But Eliot WAS a fundamentalist! He was usually socially polite about it,
but he was as dogmatic as one can get in terms his own private beliefs.
----- Original Message -----
From: "Rickard A. Parker" <[log in to unmask]>
To: <[log in to unmask]>
Sent: Thursday, March 31, 2011 2:07 PM
Subject: Re: Allusions, Echoes, Borrowins, etc was OF RELIGIOUS POETS
> Tom Colket wrote:
> > I am not of Eliot's faith, so I ask this question out of ignorance -- In
> > the essay I cited, is Eliot expressing a commonly-held religious view in
> > this passage?:
> > "We desire and fear both sleep and waking; the day brings relief from
> > the night, and the night brings relief from the day; we go to sleep as
> > to death, and we wake as to damnation."
> Maybe common but I think not prevalent. I have trouble thinking of any
> preacher other than a fundamentalist saying "we go to sleep as to death,
> and we wake as to damnation."
> Tom, you wrote "I am not of Eliot's faith" so what do you think of the
> line after the one you you just quoted, i.e. "We move, outside of the

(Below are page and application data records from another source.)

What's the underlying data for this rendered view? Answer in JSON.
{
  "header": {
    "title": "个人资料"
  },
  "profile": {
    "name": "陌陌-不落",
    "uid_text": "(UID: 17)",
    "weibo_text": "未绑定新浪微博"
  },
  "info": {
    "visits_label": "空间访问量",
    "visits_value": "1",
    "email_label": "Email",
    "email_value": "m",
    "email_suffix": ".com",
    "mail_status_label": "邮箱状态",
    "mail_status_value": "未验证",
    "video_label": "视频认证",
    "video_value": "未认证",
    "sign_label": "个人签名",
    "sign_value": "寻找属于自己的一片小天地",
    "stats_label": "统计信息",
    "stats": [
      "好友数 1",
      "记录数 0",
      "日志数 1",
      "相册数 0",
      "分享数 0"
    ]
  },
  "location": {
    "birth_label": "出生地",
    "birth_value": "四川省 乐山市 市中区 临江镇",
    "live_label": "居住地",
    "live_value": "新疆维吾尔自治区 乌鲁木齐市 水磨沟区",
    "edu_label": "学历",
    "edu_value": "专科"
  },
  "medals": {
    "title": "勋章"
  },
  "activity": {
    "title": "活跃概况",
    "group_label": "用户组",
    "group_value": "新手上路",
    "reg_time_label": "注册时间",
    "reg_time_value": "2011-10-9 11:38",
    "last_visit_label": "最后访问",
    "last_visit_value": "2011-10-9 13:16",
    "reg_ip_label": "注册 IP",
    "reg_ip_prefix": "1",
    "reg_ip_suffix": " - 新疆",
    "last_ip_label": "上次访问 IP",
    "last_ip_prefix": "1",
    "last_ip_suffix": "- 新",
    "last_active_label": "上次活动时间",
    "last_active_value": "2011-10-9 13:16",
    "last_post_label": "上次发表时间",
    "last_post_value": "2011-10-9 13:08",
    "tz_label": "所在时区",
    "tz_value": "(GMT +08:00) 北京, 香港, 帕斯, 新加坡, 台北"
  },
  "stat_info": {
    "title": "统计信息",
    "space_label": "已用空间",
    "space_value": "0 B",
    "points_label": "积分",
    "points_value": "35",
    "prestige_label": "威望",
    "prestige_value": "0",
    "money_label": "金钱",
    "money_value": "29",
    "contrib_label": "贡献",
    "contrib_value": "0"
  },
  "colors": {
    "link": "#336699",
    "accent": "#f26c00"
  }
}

> Christian faith, between the terror of the purely irrational and the
> horror of the purely rational."
> Rick Parker